_Your objective:_ The answer must be every line of the records in which the string "this" appears.

[Collection entries]
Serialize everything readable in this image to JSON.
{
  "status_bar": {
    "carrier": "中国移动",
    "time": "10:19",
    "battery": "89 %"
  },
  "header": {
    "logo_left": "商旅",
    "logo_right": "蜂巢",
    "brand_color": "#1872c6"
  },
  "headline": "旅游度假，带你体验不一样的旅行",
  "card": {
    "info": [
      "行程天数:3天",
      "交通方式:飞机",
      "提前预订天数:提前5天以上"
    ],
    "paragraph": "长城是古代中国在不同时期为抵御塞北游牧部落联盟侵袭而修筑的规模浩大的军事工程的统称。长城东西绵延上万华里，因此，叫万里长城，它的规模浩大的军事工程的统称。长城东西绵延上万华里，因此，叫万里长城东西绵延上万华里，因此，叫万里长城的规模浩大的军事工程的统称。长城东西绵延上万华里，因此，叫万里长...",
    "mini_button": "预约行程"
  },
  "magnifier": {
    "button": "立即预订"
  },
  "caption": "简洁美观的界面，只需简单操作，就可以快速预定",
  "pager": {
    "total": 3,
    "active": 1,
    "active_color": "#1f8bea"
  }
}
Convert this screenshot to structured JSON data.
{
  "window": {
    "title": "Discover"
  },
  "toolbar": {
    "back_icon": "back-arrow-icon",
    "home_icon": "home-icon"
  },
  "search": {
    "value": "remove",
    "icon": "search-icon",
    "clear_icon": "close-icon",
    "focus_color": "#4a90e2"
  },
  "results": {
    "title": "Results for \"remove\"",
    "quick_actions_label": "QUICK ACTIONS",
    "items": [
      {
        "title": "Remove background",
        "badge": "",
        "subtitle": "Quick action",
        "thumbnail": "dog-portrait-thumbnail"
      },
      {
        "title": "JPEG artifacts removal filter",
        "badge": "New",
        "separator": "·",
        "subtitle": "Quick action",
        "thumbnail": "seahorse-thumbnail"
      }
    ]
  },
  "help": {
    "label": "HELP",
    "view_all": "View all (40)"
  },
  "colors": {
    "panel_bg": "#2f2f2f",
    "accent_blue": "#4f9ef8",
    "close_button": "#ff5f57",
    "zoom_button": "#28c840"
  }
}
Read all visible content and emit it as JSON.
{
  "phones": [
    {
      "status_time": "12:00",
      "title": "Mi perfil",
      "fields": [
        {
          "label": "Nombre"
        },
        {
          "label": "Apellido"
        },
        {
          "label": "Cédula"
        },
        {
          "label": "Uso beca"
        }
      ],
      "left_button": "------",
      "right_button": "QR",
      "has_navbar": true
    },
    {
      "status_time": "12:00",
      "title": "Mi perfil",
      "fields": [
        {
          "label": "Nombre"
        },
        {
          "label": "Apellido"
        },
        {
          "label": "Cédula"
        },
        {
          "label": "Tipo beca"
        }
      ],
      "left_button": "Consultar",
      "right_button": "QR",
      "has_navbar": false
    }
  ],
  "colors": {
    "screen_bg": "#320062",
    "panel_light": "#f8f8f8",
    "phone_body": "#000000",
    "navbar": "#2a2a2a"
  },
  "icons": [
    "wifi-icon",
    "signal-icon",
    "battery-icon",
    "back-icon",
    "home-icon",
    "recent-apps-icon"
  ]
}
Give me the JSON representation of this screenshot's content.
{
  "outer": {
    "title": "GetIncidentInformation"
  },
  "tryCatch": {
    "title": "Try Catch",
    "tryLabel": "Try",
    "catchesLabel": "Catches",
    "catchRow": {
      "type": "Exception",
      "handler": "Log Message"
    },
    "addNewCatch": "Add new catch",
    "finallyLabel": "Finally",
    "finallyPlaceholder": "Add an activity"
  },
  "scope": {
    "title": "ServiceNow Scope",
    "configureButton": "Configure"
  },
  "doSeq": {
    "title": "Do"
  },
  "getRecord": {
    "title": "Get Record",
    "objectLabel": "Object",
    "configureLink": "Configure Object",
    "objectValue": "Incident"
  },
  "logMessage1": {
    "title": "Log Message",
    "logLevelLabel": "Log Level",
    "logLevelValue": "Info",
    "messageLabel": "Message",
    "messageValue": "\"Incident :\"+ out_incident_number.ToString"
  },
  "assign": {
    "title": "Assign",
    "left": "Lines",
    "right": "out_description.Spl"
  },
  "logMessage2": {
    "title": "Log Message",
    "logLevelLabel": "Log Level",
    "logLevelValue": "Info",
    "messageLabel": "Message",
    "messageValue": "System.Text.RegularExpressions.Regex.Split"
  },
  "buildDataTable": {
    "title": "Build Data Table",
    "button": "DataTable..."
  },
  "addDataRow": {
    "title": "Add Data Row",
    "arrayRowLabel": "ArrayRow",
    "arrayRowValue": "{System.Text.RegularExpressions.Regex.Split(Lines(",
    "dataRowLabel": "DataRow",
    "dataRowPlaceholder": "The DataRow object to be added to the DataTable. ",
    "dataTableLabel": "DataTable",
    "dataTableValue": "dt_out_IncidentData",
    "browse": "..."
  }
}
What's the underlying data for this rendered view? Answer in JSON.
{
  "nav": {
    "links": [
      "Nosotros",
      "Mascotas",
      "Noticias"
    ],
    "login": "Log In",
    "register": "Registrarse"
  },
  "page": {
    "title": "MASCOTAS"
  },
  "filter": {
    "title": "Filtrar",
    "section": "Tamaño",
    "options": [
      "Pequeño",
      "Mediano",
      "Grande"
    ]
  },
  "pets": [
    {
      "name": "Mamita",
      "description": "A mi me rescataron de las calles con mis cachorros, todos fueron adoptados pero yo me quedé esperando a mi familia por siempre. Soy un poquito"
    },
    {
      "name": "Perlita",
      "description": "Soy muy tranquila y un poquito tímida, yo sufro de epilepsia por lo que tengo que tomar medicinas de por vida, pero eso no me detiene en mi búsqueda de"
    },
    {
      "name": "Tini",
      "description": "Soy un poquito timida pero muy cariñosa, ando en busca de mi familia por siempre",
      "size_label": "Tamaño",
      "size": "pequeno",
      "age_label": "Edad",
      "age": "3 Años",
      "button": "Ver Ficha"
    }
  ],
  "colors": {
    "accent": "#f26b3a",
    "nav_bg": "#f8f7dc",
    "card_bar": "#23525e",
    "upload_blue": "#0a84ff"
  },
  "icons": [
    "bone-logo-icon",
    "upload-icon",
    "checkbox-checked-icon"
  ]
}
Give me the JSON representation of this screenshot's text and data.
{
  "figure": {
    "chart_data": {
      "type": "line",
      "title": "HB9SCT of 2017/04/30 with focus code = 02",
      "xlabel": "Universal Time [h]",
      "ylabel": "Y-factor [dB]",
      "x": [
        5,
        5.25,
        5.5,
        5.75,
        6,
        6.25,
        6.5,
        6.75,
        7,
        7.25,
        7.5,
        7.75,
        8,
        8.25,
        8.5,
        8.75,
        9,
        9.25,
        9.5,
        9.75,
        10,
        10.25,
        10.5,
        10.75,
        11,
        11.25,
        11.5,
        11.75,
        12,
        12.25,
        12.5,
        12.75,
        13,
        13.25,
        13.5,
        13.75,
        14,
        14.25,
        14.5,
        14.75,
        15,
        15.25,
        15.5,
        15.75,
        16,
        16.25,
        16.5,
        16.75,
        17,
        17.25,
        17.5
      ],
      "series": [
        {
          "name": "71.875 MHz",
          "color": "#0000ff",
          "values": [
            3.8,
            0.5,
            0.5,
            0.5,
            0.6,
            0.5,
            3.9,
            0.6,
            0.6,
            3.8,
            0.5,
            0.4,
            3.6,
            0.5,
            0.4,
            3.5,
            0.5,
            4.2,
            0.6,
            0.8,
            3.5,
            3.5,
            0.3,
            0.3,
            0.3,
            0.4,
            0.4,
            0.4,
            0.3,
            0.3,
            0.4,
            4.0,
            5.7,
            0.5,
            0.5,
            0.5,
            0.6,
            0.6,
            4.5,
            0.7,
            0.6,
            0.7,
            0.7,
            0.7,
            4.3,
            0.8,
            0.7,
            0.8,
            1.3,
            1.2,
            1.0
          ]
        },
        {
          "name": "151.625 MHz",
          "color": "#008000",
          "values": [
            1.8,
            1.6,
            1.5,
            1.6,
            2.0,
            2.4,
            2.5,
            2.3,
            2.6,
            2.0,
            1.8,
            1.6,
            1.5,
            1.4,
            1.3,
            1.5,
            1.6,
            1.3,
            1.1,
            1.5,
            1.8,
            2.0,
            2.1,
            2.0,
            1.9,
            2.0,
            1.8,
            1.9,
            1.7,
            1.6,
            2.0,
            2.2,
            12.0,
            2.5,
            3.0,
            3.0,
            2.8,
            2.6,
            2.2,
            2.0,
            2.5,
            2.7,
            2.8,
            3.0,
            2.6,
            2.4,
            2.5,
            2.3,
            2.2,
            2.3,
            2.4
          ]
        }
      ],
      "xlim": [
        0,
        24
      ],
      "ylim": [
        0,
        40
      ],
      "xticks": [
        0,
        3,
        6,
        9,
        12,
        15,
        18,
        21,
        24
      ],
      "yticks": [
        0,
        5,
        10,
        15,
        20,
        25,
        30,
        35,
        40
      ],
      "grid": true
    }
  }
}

_Expected output:_
Serialize everything readable in this image to JSON.
Convert this screenshot to structured JSON data.
Give me the JSON representation of this screenshot's content.
What's the underlying data for this rendered view? Answer in JSON.
Give me the JSON representation of this screenshot's text and data.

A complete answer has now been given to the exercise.